- [Activity] Your copy should hold every record verbatim and none of the pictures.

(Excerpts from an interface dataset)

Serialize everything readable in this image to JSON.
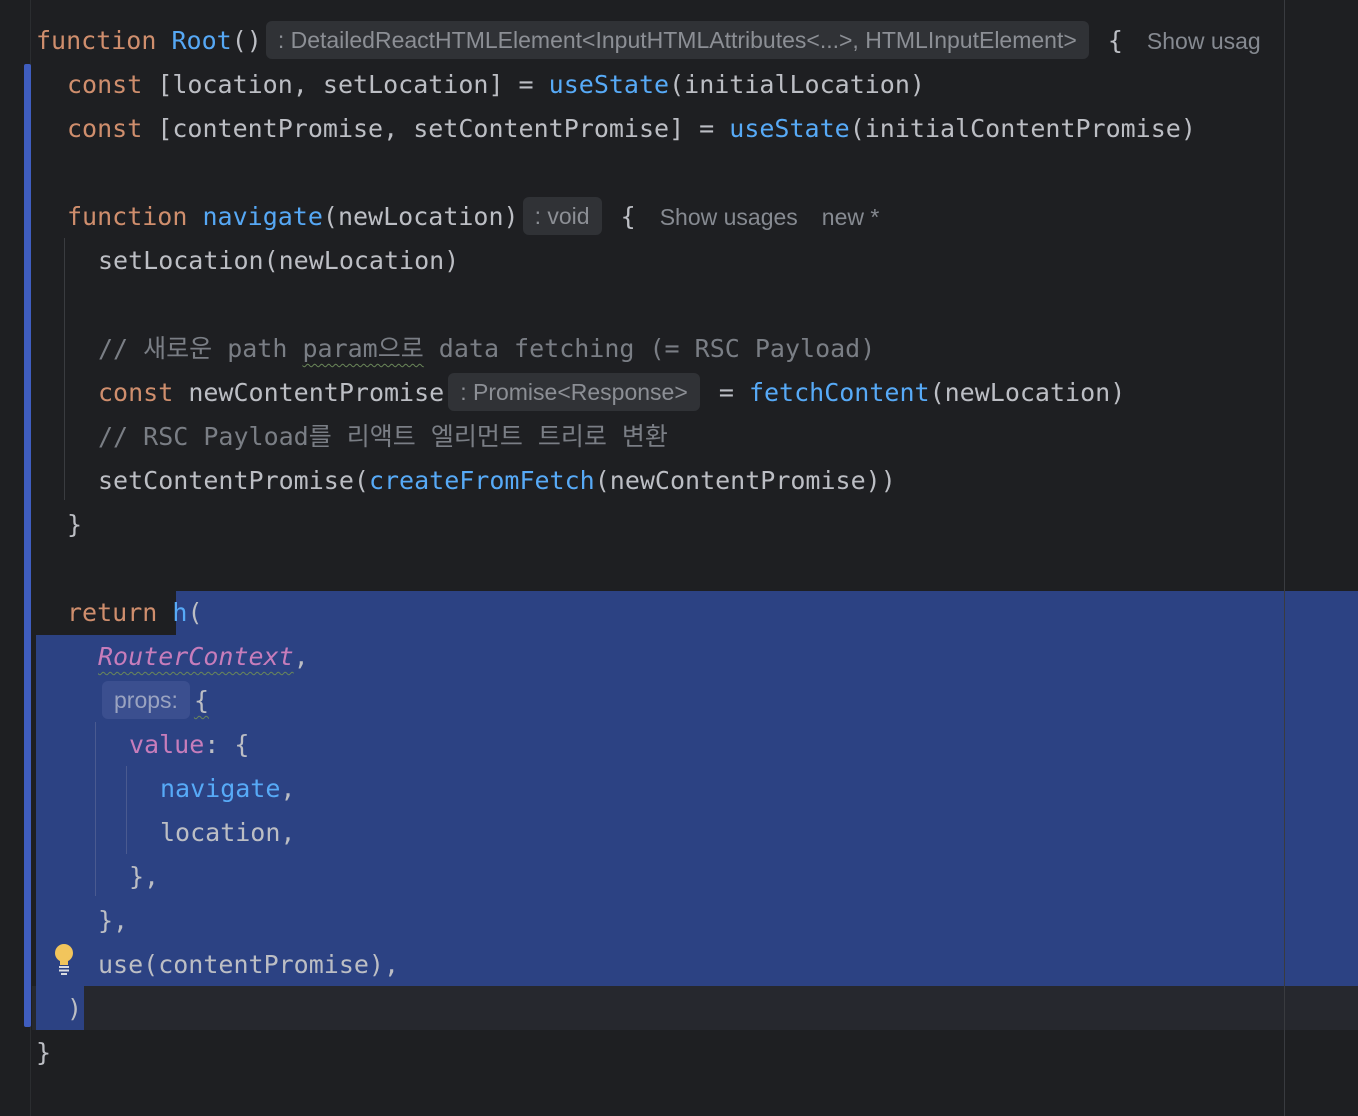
{
  "editor": {
    "lines": [
      {
        "function_kw": "function",
        "name": "Root",
        "parens": "()",
        "type_hint": ": DetailedReactHTMLElement<InputHTMLAttributes<...>, HTMLInputElement>",
        "brace": "{",
        "lens": "Show usag"
      },
      {
        "kw": "const",
        "pre": "[location, setLocation] = ",
        "fn": "useState",
        "post": "(initialLocation)"
      },
      {
        "kw": "const",
        "pre": "[contentPromise, setContentPromise] = ",
        "fn": "useState",
        "post": "(initialContentPromise)"
      },
      {
        "kw": "function",
        "fn": "navigate",
        "post": "(newLocation)",
        "type_hint": ": void",
        "brace": "{",
        "lens_usages": "Show usages",
        "lens_new": "new *"
      },
      {
        "text": "setLocation(newLocation)"
      },
      {
        "cmt_a": "// 새로운 path ",
        "cmt_b": "param으로",
        "cmt_c": " data fetching (= RSC Payload)"
      },
      {
        "kw": "const",
        "pre": "newContentPromise",
        "type_hint": ": Promise<Response>",
        "eq": "= ",
        "fn": "fetchContent",
        "post": "(newLocation)"
      },
      {
        "cmt": "// RSC Payload를 리액트 엘리먼트 트리로 변환"
      },
      {
        "pre": "setContentPromise(",
        "fn": "createFromFetch",
        "post": "(newContentPromise))"
      },
      {
        "text": "}"
      },
      {
        "kw": "return",
        "fn": "h",
        "post": "("
      },
      {
        "cls": "RouterContext",
        "post": ","
      },
      {
        "hint": "props:",
        "post": "{"
      },
      {
        "prop": "value",
        "post": ": {"
      },
      {
        "fn": "navigate",
        "post": ","
      },
      {
        "text": "location,"
      },
      {
        "text": "},"
      },
      {
        "text": "},"
      },
      {
        "text": "use(contentPromise),"
      },
      {
        "text": ")"
      },
      {
        "text": "}"
      }
    ],
    "icons": {
      "bulb": "lightbulb-icon"
    },
    "colors": {
      "background": "#1e1f22",
      "selection": "#2c4283",
      "keyword": "#cf8e6d",
      "function": "#56a8f5",
      "property": "#c77dbb",
      "comment": "#7a7e85"
    }
  }
}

- [Task solution]
Serialize everything readable in this image to JSON.
{
  "editor": {
    "lines": [
      {
        "function_kw": "function",
        "name": "Root",
        "parens": "()",
        "type_hint": ": DetailedReactHTMLElement<InputHTMLAttributes<...>, HTMLInputElement>",
        "brace": "{",
        "lens": "Show usag"
      },
      {
        "kw": "const",
        "pre": "[location, setLocation] = ",
        "fn": "useState",
        "post": "(initialLocation)"
      },
      {
        "kw": "const",
        "pre": "[contentPromise, setContentPromise] = ",
        "fn": "useState",
        "post": "(initialContentPromise)"
      },
      {
        "kw": "function",
        "fn": "navigate",
        "post": "(newLocation)",
        "type_hint": ": void",
        "brace": "{",
        "lens_usages": "Show usages",
        "lens_new": "new *"
      },
      {
        "text": "setLocation(newLocation)"
      },
      {
        "cmt_a": "// 새로운 path ",
        "cmt_b": "param으로",
        "cmt_c": " data fetching (= RSC Payload)"
      },
      {
        "kw": "const",
        "pre": "newContentPromise",
        "type_hint": ": Promise<Response>",
        "eq": "= ",
        "fn": "fetchContent",
        "post": "(newLocation)"
      },
      {
        "cmt": "// RSC Payload를 리액트 엘리먼트 트리로 변환"
      },
      {
        "pre": "setContentPromise(",
        "fn": "createFromFetch",
        "post": "(newContentPromise))"
      },
      {
        "text": "}"
      },
      {
        "kw": "return",
        "fn": "h",
        "post": "("
      },
      {
        "cls": "RouterContext",
        "post": ","
      },
      {
        "hint": "props:",
        "post": "{"
      },
      {
        "prop": "value",
        "post": ": {"
      },
      {
        "fn": "navigate",
        "post": ","
      },
      {
        "text": "location,"
      },
      {
        "text": "},"
      },
      {
        "text": "},"
      },
      {
        "text": "use(contentPromise),"
      },
      {
        "text": ")"
      },
      {
        "text": "}"
      }
    ],
    "icons": {
      "bulb": "lightbulb-icon"
    },
    "colors": {
      "background": "#1e1f22",
      "selection": "#2c4283",
      "keyword": "#cf8e6d",
      "function": "#56a8f5",
      "property": "#c77dbb",
      "comment": "#7a7e85"
    }
  }
}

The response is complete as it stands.